Though neither Caster Semenya nor her new coach, Samuel Sepeng, has issued an official response to last week’s announcement by the IAAF on the subject of females and testosterone, Semenya has expressed her feelings in a series of tweets, one of which poignantly sums up her response: “I’m 97 per cent sure you don’t like me, but I’m 100 per cent sure I don’t care.” 

RELATED: IAAF announces new testosterone rule for female runners

The new rule states that women racing distances between 400m and the mile must adhere to a new upper limit for testosterone of five nanomoles per litre, which in Semenya’s case would mean having to take medication to bring her hormone levels down, compete against men, or move up to distances longer than the mile. The rule takes effect in November. (Females produce testosterone naturally, but the upper limit for what is considered normal is 2.7 nmol/L; the normal level for males is generally above 10.5 nmol/L.)

This is not particularly new for Semenya, whose success on the track has fuelled a veritable industry of debate over its legitimacy. After her 2009 win at the world championships, she was temporarily suspended from competition and forced to undergo gender testing, and her career has been clouded by controversy ever since. Yet Semenya has never lashed out publicly.

Hyperandrogenism in females (more appropriately referred to as differences of sexual development, or DSD) includes conditions where females produce unusually high levels of the male sex hormone testosterone, which may unfairly enhance performance in athletic competition because it contributes to greater muscle mass and higher haemoglobin (and therefore red blood cell) counts.

Semenya won gold medals in both the 800m and 1,500m distances at the recent Commonwealth Games on Australia’s Gold Coast, and set a new national record in the 1,500m, of 4:00.71. She also won gold at the 2016 Olympics in the 800m‚ as well as gold in the 800m and bronze in the 1500m at last year’s world championships in London. Her critics contend that she enjoys an unfair advantage due to her DSD. 

The IAAF’s handling of a similar case in 2015 involving Indian sprinter Dutee Chand led to the Court of Arbitration for Sport banning gender testing for two years, which meant that Semenya no longer had to take testosterone-lowering medication. The CAS also suggested the IAAF commission new studies on the subject, which it did; the results of these studies were published in the British Journal of Sports Medicine last year and form the basis for the new guidelines, which the IAAF claims are bulletproof. 

Semenya’s supporters point out that the studies included the hammer throw and pole vault as sports in which elevated testosterone is likely to produce a competitive advantage, but the IAAF chose to focus only on the track events.
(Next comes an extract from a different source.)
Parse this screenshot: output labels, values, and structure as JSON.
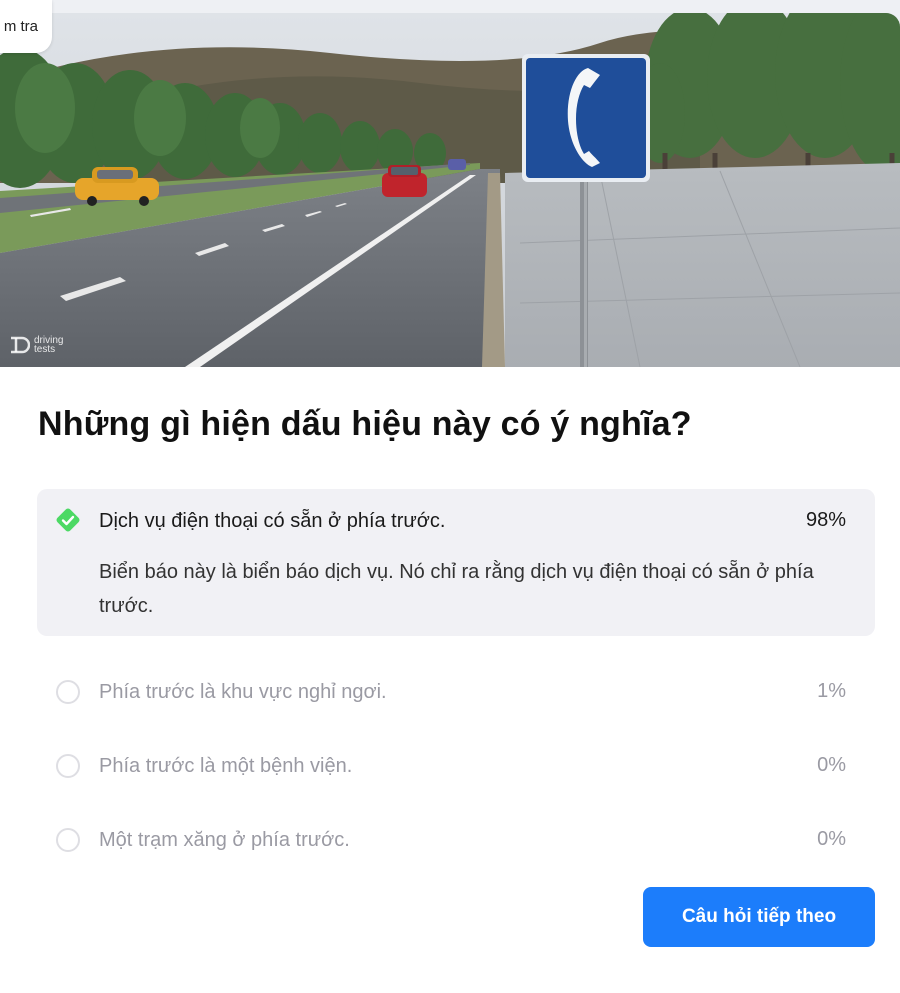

The fact that the ruling does not extend to throwers or jumpers or to sprint distances under 400m, has enraged South Africa’s minister of sport, Tokozile Xasa, who claims that the new rules are clearly meant to target Semenya and are racist, sexist, and homophobic, and Xasa vows to fight it. And she disputes the IAAF’s position that the rule is designed to create a “level playing field” and is based on reliable science.

In today’s Guardian, columnist Andy Bull predicts an endless loop of challenges between the IAAF and the CAS, because of the IAAF’s obsession with testosterone as the only reliable source of distinction between males and females (which has been disputed). 

The only thing that’s certain is that Caster Semenya, who is still only 27, will continue to be the subject of speculation and dispute for some time to come.